It is always very nice to take note of what our closest ally is doing, but these days I am probably more inclined to look at what our colleagues in the European Union are doing. In so many respects, they more closely align with our general approach to issues of this sort. I say that not to disparage our best and closest international neighbour, but to state a matter of fact. It is articulated through the EU consolidated criteria, which take note of a number of factors, including where exports are likely to end up—the point to which the hon. Lady refers.
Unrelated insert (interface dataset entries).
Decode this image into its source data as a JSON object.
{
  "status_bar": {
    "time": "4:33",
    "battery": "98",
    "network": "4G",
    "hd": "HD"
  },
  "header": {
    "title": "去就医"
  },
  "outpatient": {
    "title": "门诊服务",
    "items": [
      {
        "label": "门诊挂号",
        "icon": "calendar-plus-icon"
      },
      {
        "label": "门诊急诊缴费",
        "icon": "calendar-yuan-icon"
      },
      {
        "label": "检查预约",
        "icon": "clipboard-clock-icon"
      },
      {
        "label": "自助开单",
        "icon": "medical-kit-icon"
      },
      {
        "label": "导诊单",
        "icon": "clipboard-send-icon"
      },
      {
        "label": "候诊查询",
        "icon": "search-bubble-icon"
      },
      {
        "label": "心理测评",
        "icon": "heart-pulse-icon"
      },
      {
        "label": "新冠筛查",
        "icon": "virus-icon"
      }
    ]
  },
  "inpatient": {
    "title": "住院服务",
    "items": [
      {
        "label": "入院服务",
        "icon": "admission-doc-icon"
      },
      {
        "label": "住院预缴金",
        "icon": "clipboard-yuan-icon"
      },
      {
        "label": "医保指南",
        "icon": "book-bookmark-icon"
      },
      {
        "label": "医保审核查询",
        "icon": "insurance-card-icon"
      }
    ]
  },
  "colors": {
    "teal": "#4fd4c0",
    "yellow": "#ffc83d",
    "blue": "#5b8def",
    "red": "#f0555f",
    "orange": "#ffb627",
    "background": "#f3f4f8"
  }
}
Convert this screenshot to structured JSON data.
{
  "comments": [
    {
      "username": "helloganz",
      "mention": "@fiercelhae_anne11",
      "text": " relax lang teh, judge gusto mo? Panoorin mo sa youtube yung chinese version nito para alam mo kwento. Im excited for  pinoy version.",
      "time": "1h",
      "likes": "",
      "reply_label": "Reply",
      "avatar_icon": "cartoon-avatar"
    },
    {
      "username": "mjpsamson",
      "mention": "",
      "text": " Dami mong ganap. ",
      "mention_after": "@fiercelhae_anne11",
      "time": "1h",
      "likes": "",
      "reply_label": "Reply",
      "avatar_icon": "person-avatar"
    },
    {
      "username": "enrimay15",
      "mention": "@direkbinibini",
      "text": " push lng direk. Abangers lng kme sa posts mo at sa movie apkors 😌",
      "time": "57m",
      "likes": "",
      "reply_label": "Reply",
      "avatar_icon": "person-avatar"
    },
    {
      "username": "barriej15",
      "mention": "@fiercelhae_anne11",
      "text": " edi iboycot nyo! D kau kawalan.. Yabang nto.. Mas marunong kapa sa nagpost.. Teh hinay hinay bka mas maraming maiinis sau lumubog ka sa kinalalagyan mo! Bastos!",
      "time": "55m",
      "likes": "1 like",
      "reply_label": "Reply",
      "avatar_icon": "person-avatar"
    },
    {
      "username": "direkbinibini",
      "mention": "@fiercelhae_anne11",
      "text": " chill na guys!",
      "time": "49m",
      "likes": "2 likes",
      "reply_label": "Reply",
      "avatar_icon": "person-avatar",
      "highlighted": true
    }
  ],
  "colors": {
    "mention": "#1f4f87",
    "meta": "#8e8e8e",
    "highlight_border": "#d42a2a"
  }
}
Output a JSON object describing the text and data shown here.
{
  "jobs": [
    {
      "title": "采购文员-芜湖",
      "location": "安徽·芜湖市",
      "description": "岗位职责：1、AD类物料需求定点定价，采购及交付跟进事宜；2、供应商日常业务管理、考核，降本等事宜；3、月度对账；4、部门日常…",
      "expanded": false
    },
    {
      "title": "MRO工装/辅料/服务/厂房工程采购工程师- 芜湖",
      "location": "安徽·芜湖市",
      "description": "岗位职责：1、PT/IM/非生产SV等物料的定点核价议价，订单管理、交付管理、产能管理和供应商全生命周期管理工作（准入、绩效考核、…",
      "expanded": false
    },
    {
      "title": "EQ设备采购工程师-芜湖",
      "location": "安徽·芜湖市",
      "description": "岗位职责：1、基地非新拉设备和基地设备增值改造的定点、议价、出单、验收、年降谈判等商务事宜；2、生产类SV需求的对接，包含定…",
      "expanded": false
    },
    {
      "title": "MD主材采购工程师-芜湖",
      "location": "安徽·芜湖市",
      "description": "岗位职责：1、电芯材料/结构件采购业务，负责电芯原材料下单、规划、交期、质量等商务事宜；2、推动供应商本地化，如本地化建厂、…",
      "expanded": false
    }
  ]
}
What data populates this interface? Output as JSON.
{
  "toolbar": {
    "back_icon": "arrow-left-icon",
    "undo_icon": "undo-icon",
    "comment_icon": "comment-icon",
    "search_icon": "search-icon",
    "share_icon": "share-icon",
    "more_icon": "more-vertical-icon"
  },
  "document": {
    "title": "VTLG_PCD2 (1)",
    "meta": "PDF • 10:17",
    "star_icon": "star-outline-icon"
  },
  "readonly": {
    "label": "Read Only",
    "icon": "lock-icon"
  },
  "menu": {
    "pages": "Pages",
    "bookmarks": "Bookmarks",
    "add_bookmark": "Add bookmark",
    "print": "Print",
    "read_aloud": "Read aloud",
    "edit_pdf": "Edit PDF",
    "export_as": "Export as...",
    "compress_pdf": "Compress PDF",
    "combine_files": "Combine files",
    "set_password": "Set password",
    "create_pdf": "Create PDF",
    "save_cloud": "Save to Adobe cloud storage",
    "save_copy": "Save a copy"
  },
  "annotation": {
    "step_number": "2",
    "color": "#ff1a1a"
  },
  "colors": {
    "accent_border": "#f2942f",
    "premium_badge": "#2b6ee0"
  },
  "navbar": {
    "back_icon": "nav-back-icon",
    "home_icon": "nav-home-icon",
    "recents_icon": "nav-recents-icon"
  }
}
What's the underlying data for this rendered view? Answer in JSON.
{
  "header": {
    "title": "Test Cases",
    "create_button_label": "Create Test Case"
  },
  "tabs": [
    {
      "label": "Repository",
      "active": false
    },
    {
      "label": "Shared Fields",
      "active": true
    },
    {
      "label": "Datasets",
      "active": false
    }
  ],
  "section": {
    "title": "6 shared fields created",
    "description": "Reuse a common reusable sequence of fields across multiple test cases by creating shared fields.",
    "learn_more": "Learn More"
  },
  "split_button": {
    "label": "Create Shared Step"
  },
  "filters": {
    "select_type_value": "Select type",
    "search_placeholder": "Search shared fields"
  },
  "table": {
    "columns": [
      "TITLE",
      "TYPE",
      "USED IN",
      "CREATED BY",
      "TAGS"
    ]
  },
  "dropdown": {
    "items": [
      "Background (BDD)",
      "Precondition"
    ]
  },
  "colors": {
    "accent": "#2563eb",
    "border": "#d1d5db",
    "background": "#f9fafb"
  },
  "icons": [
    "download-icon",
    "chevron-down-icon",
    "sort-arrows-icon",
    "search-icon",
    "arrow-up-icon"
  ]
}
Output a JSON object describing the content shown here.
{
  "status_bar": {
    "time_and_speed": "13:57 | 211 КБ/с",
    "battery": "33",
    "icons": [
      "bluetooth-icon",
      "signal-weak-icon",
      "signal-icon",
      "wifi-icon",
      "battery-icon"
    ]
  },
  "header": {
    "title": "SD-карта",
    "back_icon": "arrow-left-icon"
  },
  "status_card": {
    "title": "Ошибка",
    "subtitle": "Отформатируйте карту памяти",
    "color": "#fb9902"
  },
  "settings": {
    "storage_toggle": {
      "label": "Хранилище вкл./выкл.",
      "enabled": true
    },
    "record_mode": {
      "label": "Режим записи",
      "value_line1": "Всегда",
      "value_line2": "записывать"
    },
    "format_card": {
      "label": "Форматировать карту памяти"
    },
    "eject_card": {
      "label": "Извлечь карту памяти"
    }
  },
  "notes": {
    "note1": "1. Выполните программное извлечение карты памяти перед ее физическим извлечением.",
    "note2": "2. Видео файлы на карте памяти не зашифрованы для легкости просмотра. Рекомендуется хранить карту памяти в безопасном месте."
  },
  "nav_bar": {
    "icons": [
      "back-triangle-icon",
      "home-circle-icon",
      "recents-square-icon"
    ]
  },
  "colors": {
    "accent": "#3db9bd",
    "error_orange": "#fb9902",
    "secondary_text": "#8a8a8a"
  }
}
We should recognise where progress has been made in Saudi Arabia. In contrast with the constraints on civil and political rights, there is little doubt that we have seen significant social and economic changes in Saudi Arabia. The scale and scope of reform driven by Crown Prince Mohammad bin Salman has been unprecedented in the history of the kingdom. I am not an apologist for anybody, and I am certainly not a tourist guide for Saudi Arabia, but it is important that we acknowledge where things have been done that we support.